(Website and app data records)
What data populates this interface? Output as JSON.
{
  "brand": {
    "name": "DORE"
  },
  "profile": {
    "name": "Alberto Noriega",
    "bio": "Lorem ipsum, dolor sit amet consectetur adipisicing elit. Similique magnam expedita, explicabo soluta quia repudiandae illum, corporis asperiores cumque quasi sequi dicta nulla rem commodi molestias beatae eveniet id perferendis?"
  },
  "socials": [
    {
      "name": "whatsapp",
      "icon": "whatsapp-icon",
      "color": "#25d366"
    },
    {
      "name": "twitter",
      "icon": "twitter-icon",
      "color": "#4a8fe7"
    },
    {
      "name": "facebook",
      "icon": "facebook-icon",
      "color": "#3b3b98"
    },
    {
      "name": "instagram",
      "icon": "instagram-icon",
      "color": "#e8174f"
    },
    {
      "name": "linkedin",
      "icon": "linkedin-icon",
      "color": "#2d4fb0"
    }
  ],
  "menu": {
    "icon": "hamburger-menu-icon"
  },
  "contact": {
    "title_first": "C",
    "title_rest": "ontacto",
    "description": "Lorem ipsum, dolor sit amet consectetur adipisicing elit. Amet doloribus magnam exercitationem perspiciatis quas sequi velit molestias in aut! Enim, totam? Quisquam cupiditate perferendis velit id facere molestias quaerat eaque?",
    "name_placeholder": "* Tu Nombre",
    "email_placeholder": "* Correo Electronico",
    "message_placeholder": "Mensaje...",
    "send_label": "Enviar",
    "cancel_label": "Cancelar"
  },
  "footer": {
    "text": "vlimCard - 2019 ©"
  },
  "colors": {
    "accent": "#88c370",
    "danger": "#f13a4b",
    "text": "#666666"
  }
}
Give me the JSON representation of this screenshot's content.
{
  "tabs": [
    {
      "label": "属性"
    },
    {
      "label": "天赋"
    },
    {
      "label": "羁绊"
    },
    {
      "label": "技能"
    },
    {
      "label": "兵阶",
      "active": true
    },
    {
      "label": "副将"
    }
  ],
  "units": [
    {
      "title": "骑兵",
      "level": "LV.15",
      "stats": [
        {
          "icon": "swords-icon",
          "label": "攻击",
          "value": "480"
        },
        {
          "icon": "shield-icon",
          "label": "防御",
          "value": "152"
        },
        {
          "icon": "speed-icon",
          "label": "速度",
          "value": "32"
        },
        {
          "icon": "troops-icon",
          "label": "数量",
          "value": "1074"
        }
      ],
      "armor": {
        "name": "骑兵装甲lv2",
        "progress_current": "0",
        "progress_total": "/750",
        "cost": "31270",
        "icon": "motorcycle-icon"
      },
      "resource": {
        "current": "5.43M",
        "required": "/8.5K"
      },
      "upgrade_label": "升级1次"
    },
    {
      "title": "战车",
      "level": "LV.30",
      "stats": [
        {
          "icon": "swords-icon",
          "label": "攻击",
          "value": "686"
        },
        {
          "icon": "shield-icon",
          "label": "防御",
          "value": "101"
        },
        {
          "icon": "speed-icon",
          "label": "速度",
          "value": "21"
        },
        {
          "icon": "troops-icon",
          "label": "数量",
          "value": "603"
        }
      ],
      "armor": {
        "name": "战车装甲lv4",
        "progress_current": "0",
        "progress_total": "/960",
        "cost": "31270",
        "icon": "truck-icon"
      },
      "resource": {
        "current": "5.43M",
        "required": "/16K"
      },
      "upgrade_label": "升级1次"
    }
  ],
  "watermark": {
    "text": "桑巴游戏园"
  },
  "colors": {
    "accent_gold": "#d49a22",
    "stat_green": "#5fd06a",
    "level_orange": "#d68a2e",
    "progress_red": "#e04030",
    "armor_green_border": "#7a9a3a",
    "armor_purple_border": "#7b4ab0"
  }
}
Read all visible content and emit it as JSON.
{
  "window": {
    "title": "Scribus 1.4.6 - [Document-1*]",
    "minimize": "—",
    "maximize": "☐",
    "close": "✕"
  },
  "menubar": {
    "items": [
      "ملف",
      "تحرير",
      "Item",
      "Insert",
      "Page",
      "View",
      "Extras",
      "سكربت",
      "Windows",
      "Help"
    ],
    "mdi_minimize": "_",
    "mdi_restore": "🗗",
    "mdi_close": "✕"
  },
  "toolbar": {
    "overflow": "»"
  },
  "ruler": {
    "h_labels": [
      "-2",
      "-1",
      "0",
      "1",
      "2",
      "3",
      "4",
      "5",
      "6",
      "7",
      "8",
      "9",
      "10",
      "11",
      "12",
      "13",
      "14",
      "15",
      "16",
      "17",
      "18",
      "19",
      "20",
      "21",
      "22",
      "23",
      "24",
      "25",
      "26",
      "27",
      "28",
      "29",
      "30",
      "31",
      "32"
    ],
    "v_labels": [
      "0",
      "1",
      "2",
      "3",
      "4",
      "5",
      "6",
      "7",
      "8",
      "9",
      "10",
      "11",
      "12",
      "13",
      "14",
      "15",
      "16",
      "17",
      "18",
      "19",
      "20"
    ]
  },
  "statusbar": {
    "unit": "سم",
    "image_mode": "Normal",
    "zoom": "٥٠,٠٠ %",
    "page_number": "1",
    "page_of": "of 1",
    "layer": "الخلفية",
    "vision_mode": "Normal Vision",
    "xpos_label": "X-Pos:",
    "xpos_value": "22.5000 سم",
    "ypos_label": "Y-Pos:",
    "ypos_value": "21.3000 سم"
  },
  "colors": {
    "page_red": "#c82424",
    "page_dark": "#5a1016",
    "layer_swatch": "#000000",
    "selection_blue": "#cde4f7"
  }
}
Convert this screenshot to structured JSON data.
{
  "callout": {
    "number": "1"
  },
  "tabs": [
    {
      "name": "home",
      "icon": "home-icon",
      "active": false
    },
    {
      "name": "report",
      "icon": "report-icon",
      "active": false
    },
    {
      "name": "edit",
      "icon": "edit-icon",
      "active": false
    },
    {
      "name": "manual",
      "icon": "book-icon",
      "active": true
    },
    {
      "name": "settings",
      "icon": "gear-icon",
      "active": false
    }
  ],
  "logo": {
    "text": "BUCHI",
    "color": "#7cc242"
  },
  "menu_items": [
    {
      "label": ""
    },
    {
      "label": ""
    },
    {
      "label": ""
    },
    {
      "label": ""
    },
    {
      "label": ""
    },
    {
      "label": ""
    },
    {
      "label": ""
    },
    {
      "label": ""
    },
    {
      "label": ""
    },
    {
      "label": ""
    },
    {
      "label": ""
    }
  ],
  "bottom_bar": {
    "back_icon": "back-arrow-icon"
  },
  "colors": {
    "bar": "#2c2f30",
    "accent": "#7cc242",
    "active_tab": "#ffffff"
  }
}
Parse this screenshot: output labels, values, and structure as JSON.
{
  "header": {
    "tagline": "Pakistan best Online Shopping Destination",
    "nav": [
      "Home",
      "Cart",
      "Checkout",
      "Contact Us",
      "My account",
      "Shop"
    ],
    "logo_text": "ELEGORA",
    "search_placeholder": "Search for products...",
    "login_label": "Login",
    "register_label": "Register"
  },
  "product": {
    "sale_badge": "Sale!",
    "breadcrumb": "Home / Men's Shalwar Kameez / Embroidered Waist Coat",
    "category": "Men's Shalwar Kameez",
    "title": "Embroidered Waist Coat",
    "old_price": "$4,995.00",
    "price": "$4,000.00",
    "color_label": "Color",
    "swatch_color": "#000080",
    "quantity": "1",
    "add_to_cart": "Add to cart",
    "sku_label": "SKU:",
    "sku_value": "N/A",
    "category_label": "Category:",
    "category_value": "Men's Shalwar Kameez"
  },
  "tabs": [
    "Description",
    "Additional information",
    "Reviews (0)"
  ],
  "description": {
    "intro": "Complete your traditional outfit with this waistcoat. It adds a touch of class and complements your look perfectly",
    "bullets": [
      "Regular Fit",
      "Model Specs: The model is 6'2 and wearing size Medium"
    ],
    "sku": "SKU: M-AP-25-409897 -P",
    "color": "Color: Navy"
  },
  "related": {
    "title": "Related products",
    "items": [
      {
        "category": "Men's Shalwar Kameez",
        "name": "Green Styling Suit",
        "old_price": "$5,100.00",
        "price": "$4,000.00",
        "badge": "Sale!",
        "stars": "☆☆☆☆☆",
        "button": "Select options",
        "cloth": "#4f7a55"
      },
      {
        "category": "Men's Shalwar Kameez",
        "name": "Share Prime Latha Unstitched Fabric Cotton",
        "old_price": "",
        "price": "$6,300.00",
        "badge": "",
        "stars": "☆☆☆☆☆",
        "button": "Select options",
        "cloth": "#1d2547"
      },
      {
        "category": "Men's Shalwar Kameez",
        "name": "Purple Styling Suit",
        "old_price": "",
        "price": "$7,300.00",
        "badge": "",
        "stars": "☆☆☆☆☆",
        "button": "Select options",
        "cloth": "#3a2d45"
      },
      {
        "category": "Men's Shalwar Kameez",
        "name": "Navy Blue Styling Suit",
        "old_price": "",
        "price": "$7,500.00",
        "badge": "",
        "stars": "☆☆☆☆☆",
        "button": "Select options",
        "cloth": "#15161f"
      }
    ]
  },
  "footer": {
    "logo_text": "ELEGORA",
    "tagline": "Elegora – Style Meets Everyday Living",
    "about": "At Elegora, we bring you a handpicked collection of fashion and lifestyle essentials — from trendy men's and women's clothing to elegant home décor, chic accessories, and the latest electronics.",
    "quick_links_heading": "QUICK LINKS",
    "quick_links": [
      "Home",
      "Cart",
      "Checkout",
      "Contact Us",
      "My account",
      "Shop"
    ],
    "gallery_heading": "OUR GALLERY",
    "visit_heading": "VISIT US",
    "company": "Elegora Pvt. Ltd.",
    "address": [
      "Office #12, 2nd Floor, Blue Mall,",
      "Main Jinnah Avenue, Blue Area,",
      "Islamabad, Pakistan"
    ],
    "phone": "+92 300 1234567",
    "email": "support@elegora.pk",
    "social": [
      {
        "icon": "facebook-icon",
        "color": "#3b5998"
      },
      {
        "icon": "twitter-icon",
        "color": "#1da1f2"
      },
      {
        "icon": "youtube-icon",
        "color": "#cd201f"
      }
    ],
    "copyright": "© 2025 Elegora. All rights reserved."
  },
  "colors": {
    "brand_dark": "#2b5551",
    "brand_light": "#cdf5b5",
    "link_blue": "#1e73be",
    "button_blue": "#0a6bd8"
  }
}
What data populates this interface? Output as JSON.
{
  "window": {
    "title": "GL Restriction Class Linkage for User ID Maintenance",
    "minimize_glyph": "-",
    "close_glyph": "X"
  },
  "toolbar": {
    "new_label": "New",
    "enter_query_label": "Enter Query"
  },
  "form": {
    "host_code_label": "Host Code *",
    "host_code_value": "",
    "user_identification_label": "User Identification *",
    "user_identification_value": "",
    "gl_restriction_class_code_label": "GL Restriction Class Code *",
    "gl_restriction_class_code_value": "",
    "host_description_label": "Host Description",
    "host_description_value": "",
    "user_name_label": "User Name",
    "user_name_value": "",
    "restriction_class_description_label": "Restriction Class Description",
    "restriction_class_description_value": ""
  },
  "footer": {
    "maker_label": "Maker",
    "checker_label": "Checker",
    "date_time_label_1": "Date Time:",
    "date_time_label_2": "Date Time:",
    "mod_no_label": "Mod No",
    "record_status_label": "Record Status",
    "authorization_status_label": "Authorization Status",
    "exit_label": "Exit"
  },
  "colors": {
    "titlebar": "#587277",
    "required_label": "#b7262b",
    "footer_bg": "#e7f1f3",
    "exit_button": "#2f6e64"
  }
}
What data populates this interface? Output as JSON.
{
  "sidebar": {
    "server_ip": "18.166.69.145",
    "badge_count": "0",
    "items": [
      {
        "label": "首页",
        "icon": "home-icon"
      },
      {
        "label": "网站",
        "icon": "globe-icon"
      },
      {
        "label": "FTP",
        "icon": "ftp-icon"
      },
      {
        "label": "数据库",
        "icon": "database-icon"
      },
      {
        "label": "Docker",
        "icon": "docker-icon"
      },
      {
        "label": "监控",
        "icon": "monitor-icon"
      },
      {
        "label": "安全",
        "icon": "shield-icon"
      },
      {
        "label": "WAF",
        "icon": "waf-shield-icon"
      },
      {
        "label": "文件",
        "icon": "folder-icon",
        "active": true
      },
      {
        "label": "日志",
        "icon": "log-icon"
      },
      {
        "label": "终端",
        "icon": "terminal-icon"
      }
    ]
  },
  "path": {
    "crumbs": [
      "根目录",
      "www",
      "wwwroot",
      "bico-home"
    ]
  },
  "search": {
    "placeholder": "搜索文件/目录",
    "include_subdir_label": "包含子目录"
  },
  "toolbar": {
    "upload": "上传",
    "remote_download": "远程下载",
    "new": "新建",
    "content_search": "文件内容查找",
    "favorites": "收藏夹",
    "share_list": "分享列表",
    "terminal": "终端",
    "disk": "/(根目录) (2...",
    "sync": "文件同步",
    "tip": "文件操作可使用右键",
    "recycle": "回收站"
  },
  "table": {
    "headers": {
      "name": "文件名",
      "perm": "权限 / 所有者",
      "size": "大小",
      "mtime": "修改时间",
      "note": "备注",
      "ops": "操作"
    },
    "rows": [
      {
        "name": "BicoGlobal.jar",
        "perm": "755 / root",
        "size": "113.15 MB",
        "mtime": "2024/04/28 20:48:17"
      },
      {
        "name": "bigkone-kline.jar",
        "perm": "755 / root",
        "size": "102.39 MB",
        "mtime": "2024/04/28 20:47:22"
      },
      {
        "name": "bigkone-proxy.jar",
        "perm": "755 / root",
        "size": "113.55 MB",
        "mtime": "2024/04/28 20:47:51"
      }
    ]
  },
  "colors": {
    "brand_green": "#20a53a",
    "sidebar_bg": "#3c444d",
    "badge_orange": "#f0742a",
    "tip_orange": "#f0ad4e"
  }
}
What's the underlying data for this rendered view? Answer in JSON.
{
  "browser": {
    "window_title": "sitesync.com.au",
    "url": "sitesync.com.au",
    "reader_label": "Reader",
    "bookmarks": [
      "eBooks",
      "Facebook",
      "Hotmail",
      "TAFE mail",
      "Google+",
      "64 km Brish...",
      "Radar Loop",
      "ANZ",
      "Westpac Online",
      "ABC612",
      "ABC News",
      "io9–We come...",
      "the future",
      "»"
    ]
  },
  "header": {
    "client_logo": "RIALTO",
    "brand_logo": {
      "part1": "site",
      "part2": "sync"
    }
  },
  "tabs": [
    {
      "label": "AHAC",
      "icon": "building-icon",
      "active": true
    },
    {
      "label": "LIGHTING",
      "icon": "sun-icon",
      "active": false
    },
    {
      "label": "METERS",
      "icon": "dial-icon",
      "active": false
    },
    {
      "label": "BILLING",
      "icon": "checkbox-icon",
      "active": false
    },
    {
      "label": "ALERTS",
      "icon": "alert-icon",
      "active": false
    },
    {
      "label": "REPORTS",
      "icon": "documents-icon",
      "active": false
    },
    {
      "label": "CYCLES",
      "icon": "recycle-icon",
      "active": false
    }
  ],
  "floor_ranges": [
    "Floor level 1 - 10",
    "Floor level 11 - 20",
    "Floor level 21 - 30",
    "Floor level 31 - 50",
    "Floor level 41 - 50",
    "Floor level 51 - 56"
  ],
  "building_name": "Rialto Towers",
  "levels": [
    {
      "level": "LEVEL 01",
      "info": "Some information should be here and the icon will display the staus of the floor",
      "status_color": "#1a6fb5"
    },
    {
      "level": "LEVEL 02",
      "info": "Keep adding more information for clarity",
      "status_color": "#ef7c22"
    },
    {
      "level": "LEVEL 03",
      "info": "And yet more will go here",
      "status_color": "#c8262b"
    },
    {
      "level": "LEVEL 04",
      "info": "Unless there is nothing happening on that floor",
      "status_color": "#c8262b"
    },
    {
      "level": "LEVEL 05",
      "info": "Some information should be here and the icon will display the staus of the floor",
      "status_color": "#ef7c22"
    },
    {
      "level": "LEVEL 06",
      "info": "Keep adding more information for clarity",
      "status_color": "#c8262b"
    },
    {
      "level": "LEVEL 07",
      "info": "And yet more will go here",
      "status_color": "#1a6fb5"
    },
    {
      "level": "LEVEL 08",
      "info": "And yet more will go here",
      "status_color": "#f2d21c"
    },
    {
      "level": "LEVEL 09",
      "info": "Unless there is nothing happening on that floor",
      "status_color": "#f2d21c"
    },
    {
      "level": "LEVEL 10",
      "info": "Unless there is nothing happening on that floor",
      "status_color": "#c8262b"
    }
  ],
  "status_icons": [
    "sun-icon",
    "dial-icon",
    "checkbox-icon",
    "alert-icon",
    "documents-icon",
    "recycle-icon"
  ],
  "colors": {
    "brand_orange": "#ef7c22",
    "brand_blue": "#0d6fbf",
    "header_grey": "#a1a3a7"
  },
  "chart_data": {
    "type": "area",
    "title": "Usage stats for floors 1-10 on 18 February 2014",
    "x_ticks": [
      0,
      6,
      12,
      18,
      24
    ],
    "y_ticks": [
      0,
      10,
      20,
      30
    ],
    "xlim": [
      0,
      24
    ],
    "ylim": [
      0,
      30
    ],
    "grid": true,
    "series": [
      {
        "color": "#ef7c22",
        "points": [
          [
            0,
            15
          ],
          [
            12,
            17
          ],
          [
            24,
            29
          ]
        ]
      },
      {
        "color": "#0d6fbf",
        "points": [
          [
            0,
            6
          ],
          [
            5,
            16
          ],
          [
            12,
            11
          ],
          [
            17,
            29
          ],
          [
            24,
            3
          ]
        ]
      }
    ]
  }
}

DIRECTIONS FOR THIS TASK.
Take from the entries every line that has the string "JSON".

YOUR RESPONSE.
What data populates this interface? Output as JSON.
Give me the JSON representation of this screenshot's content.
Read all visible content and emit it as JSON.
Convert this screenshot to structured JSON data.
Parse this screenshot: output labels, values, and structure as JSON.
What data populates this interface? Output as JSON.
What data populates this interface? Output as JSON.
What's the underlying data for this rendered view? Answer in JSON.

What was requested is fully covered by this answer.